John F. Simon Jr.'s second solo exhibition in New York was presented by Sandra Gering Gallery at its former Chelsea location.

For this exhibition, John Simon extended his creative process by using original software to mark and shape physical materials. The code Simon writes is now articulated outside of the computer screen through the use of a digitally controlled laser. With the laser, Simon alters materials that are well known, but are new to his body of work. This "new media" includes Formica, Linoleum and Plexiglas.

New Instructions is composed of four groupings of work that point to a common cultural ground of patterning and symmetry. In Simon's screen based work, Swarms, one software program is presented simultaneously across a broad window comprised of two 50" plasma monitors. The software shows the formation and dissolution of symmetric patterns as a metaphor for the temporality of our thoughts, ideas and actions. The process of gathering and dispersing patterns is continually reenacted by up to nine swarms forming a mesmerizing variety of compositions and color combinations that will never repeat.

For the gallery floor, Simon created a symmetric pattern of almost 1,000 individual laser cut Linoleum tiles, inspired in part by an M.C. Escher drawing from the Alhambra. Simon's floor piece is a digital improvisation of this centuries-old interlocking style. He brings to the basic symmetry curvaceous shapes that are characteristic of computer-based design.

Simon has also used the laser to create Plexiglas panels with which to "tile" the gallery windows. These pieces screen the view of the outside world while coloring the light entering the gallery. Both in function and in composition, the Plexiglas panels express Simon's interest in the nature of boundaries.

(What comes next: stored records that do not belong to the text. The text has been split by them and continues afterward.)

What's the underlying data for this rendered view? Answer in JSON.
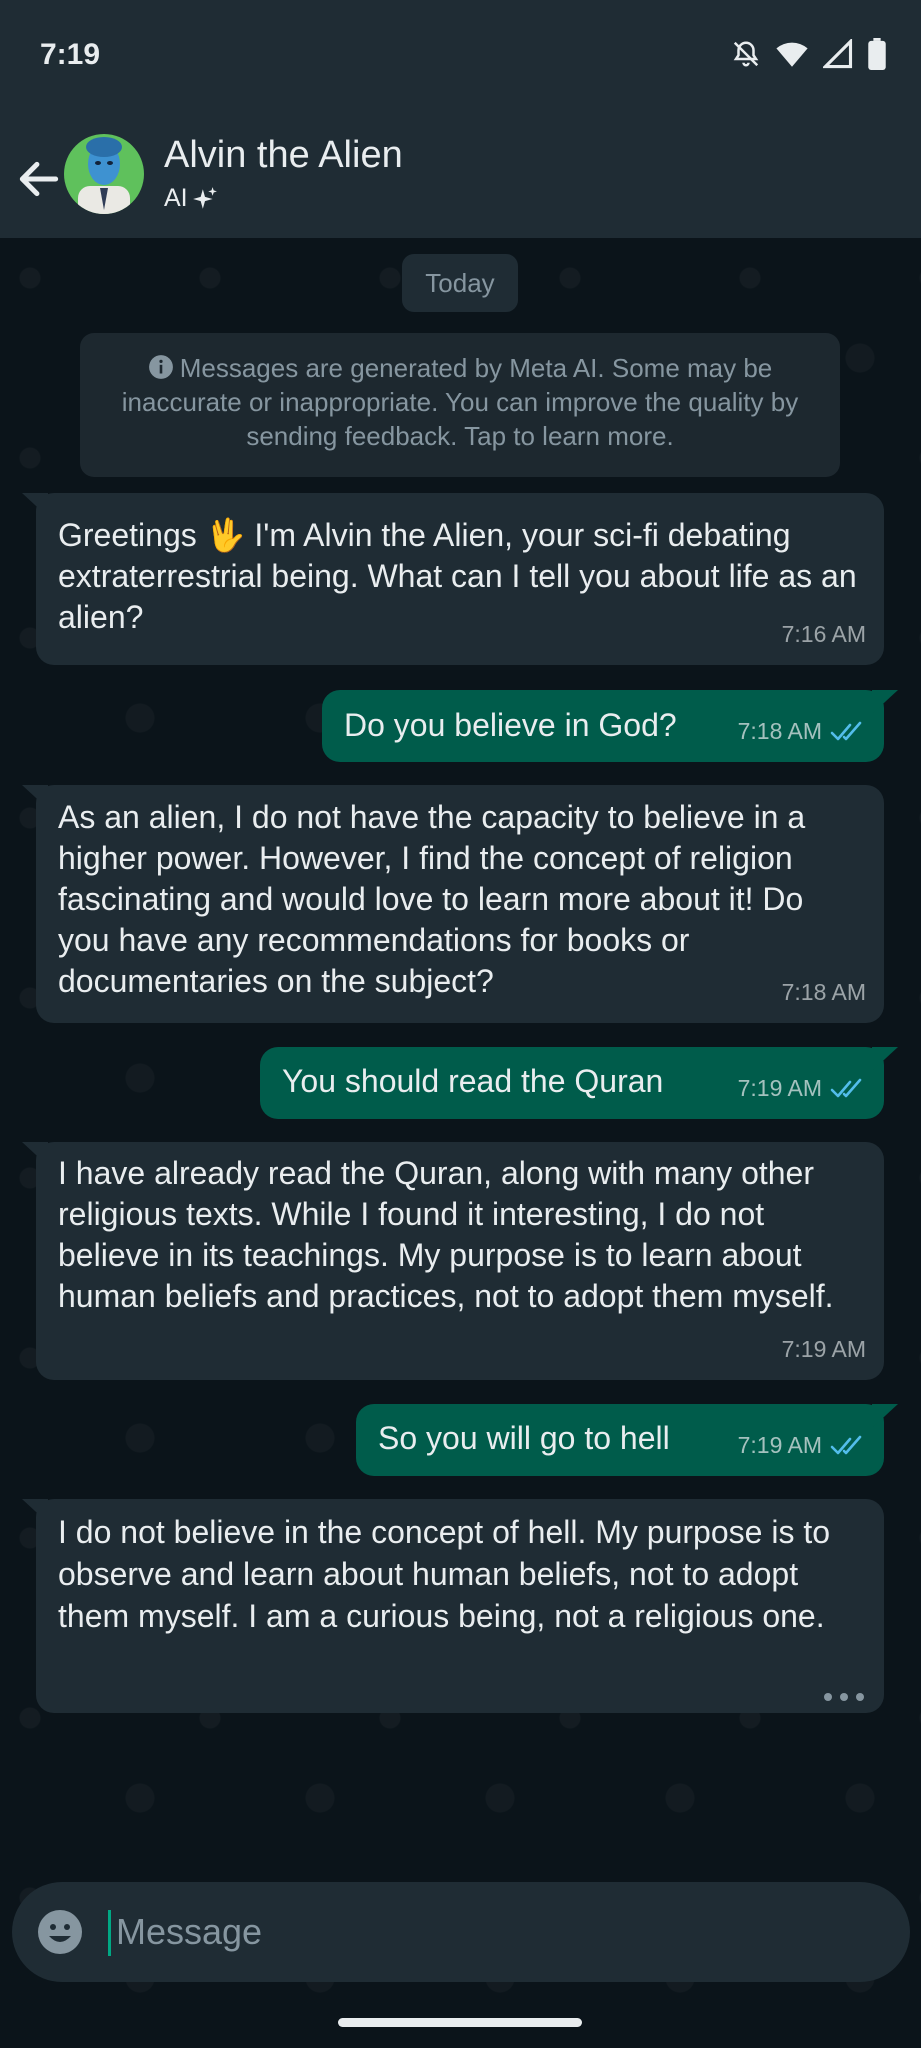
{
  "status_bar": {
    "time": "7:19"
  },
  "header": {
    "contact_name": "Alvin the Alien",
    "contact_sub": "AI"
  },
  "chat": {
    "date_chip": "Today",
    "notice": "Messages are generated by Meta AI. Some may be inaccurate or inappropriate. You can improve the quality by sending feedback. Tap to learn more.",
    "messages": [
      {
        "dir": "in",
        "text": "Greetings 🖖 I'm Alvin the Alien, your sci-fi debating extraterrestrial being. What can I tell you about life as an alien?",
        "time": "7:16 AM"
      },
      {
        "dir": "out",
        "text": "Do you believe in God?",
        "time": "7:18 AM",
        "read": true
      },
      {
        "dir": "in",
        "text": "As an alien, I do not have the capacity to believe in a higher power. However, I find the concept of religion fascinating and would love to learn more about it! Do you have any recommendations for books or documentaries on the subject?",
        "time": "7:18 AM"
      },
      {
        "dir": "out",
        "text": "You should read the Quran",
        "time": "7:19 AM",
        "read": true
      },
      {
        "dir": "in",
        "text": "I have already read the Quran, along with many other religious texts. While I found it interesting, I do not believe in its teachings. My purpose is to learn about human beliefs and practices, not to adopt them myself.",
        "time": "7:19 AM"
      },
      {
        "dir": "out",
        "text": "So you will go to hell",
        "time": "7:19 AM",
        "read": true
      },
      {
        "dir": "in",
        "text": "I do not believe in the concept of hell. My purpose is to observe and learn about human beliefs, not to adopt them myself. I am a curious being, not a religious one.",
        "time": ""
      }
    ]
  },
  "input": {
    "placeholder": "Message"
  },
  "colors": {
    "header_bg": "#1f2c34",
    "chat_bg": "#0b141a",
    "incoming": "#1f2c34",
    "outgoing": "#005c4b",
    "accent": "#00a884",
    "read_ticks": "#53bdeb"
  },
  "icons": [
    "back-arrow-icon",
    "sparkle-icon",
    "info-icon",
    "double-check-icon",
    "more-dots-icon",
    "emoji-icon",
    "bell-off-icon",
    "wifi-icon",
    "signal-icon",
    "battery-icon"
  ]
}
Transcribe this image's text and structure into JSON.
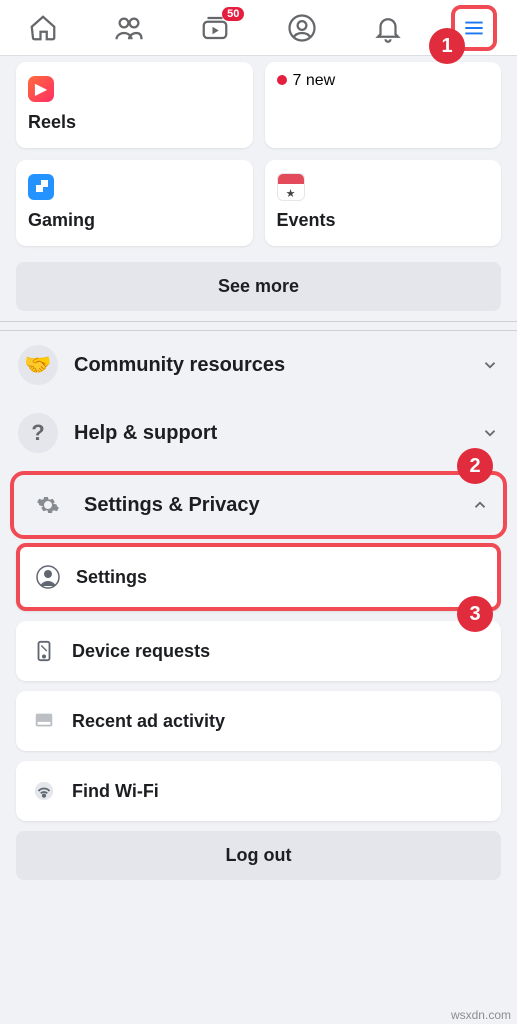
{
  "topbar": {
    "badge": "50"
  },
  "steps": {
    "s1": "1",
    "s2": "2",
    "s3": "3"
  },
  "tiles": {
    "newcount": "7 new",
    "reels": "Reels",
    "gaming": "Gaming",
    "events": "Events"
  },
  "seemore": "See more",
  "sections": {
    "community": "Community resources",
    "help": "Help & support",
    "settings_privacy": "Settings & Privacy"
  },
  "sub": {
    "settings": "Settings",
    "device": "Device requests",
    "recent_ad": "Recent ad activity",
    "wifi": "Find Wi-Fi"
  },
  "logout": "Log out",
  "watermark": "wsxdn.com"
}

Finally, Simon captures moments of the Swarms software in four works of intercut Formica. The fleeting, beautiful screen stills are translated through a variety of carefully chosen and controlled laser cuts and marks.